- PROBLEM REQUIREMENTS:
Below is a set of records; reproduce them exactly without their pictures.

- Source records:

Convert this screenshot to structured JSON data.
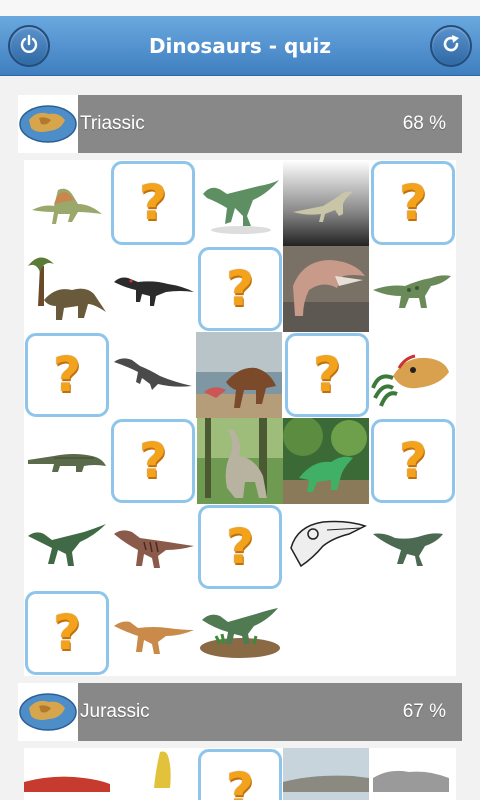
{
  "app": {
    "title": "Dinosaurs - quiz",
    "power_icon": "power-icon",
    "refresh_icon": "refresh-icon"
  },
  "sections": [
    {
      "era": "Triassic",
      "percent": "68 %",
      "icon": "globe-map-icon"
    },
    {
      "era": "Jurassic",
      "percent": "67 %",
      "icon": "globe-map-icon"
    }
  ],
  "tiles": {
    "question_mark": "?",
    "triassic_grid": [
      [
        "spinosaurus",
        "unknown",
        "theropod-green",
        "prosauropod-gradient",
        "unknown"
      ],
      [
        "plant-eater-trees",
        "theropod-dark",
        "unknown",
        "dino-head-photo",
        "theropod-spotted"
      ],
      [
        "unknown",
        "theropod-grey",
        "beach-photo",
        "unknown",
        "crested-head"
      ],
      [
        "phytosaur",
        "unknown",
        "forest-photo-1",
        "forest-photo-2",
        "unknown"
      ],
      [
        "theropod-slim",
        "theropod-striped",
        "unknown",
        "skull-sketch",
        "theropod-small"
      ],
      [
        "unknown",
        "theropod-orange",
        "theropod-on-ground"
      ]
    ],
    "jurassic_preview": [
      "red-dino",
      "yellow-dino",
      "unknown",
      "grey-dino",
      "grey-dino-2"
    ]
  },
  "colors": {
    "header_top": "#6aa8df",
    "header_bottom": "#3f7fbf",
    "bar": "#888888",
    "tile_border": "#8fc5eb",
    "question_mark": "#f3a21b"
  }
}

- ANSWER TO THIS EXERCISE:
Convert this screenshot to structured JSON data.
{
  "app": {
    "title": "Dinosaurs - quiz",
    "power_icon": "power-icon",
    "refresh_icon": "refresh-icon"
  },
  "sections": [
    {
      "era": "Triassic",
      "percent": "68 %",
      "icon": "globe-map-icon"
    },
    {
      "era": "Jurassic",
      "percent": "67 %",
      "icon": "globe-map-icon"
    }
  ],
  "tiles": {
    "question_mark": "?",
    "triassic_grid": [
      [
        "spinosaurus",
        "unknown",
        "theropod-green",
        "prosauropod-gradient",
        "unknown"
      ],
      [
        "plant-eater-trees",
        "theropod-dark",
        "unknown",
        "dino-head-photo",
        "theropod-spotted"
      ],
      [
        "unknown",
        "theropod-grey",
        "beach-photo",
        "unknown",
        "crested-head"
      ],
      [
        "phytosaur",
        "unknown",
        "forest-photo-1",
        "forest-photo-2",
        "unknown"
      ],
      [
        "theropod-slim",
        "theropod-striped",
        "unknown",
        "skull-sketch",
        "theropod-small"
      ],
      [
        "unknown",
        "theropod-orange",
        "theropod-on-ground"
      ]
    ],
    "jurassic_preview": [
      "red-dino",
      "yellow-dino",
      "unknown",
      "grey-dino",
      "grey-dino-2"
    ]
  },
  "colors": {
    "header_top": "#6aa8df",
    "header_bottom": "#3f7fbf",
    "bar": "#888888",
    "tile_border": "#8fc5eb",
    "question_mark": "#f3a21b"
  }
}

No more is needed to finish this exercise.